In the early days I didn’t want my colleagues to think of me as a singer when I am a banker. What I started realizing was clients would say, “You’re a singer? What do you sing?” and then we’d end up with a 10 minute conversation about singing which gave me an opportunity to build a bridge with that client. So when I started to do a pitch, that listener was listening to me with a different ear because we’d already connected on something else.
Hope: The last pearl you write about, what you call your most precious pearl, is your faith. Can you talk about faith and your work?
Harris: I use these tools of faith and prayer to stay focused, motivated and confident that I will be able to complete the task at hand. If I look at the market and things are not going well, I remind myself that while this may look like a daunting task, Philippians 4:13 says you can do all things through Christ who strengthens you.
Hope: Do you talk about your faith at work? Do you think that is appropriate?
Harris: Sure, I talk about it a lot. I never wear holy roller on my sleeve but I never hide who I am. First of all it is not incumbent on you to push it down someone’s throat but it is about who you are. I’ll give you an example. If a deal was not going well, I might say, “OK, I’m going to St. Patrick’s Cathedral because they have a 12 o’clock mass and I’m need to pray on this.” And at the end of the day when the deal was completed, I might say, “Well, you all know why this came together, right?” And they would joke and laugh with me, but at the same time if a deal was not going right, they would say, “Carla, are you going to go to the 12 o’clock mass? We need some help on this.” Or someone would pull me in a conference room and say, “My mother is diagnosed with something. I know you have a hotline to Heaven. Could you say a prayer for her?” So people came to know this was an integral part of who I was, and if they needed an extra prayer or needed extra help, they knew where to go.
Hope: Have you ever had a time where you felt conflicted between your Christian faith and something you were asked to do something on Wall Street?

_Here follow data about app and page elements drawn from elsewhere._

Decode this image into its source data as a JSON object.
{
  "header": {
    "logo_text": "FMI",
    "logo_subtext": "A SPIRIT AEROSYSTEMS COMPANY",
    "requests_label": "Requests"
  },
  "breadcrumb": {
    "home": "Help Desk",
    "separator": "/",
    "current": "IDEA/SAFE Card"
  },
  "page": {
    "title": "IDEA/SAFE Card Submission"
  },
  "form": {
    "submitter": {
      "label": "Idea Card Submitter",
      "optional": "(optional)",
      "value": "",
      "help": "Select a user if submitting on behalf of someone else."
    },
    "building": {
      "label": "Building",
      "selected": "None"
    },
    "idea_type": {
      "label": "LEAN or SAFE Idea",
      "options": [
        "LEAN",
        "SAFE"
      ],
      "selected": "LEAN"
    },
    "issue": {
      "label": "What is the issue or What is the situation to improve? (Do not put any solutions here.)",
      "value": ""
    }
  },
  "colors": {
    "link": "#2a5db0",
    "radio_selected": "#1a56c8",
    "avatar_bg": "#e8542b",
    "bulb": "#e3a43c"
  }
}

Harris: Never. I can honestly tell you I have never seen any conflict between Carla the spiritual warrior and Carla the investment banker.
For more info on Carla Harris, visit carlaspearls.com